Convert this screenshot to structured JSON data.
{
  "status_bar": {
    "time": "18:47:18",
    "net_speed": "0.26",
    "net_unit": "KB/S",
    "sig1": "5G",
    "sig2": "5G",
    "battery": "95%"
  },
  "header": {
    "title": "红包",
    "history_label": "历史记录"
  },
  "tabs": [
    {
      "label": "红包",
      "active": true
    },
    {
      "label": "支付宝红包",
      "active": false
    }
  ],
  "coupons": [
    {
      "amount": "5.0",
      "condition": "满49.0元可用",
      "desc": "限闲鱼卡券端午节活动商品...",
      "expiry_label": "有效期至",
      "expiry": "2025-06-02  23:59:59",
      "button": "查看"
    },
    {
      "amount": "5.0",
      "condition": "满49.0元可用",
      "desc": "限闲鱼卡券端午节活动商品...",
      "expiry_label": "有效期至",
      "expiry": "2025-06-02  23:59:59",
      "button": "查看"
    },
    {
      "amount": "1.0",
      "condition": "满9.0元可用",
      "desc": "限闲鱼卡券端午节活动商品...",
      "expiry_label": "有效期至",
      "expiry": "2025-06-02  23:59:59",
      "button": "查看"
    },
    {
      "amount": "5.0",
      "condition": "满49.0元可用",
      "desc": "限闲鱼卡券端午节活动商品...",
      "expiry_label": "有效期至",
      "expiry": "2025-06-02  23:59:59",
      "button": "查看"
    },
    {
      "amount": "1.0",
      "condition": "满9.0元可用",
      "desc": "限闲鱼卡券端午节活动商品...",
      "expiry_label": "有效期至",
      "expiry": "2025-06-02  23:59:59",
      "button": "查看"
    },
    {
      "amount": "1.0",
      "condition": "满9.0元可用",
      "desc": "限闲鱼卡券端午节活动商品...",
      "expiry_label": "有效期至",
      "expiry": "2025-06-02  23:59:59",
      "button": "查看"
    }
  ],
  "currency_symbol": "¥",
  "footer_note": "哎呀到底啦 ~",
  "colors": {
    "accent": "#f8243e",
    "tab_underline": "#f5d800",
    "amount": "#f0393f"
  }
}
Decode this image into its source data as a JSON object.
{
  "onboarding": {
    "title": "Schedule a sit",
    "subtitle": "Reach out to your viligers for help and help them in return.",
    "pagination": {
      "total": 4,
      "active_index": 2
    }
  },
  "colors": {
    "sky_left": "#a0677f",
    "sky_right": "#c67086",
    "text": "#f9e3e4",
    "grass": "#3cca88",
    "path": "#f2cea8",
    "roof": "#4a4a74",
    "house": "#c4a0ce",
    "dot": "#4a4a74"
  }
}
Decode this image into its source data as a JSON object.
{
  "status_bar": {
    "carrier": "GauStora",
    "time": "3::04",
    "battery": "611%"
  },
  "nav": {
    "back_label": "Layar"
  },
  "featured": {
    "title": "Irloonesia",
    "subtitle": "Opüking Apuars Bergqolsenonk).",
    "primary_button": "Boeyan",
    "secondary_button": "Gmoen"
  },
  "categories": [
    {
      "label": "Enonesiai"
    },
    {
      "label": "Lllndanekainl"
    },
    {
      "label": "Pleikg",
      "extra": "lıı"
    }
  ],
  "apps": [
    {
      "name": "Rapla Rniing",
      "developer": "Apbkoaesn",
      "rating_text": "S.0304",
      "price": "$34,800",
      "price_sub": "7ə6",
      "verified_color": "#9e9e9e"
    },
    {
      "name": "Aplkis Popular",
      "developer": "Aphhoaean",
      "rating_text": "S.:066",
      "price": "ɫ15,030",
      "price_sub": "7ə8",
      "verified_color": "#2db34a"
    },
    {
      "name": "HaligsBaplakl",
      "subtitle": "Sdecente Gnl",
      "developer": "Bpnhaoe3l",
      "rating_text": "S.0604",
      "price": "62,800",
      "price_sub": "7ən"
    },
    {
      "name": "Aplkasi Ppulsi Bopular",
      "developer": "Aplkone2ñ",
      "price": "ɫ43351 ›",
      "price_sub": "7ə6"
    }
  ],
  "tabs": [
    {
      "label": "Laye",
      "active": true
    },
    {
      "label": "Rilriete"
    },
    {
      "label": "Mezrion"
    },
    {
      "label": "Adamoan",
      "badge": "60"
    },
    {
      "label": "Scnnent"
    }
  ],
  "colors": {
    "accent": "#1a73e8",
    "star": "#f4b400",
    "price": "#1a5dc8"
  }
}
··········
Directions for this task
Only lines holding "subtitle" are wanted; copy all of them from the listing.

Exercise answer
    "subtitle": "Reach out to your viligers for help and help them in return.",
    "subtitle": "Opüking Apuars Bergqolsenonk).",
      "subtitle": "Sdecente Gnl",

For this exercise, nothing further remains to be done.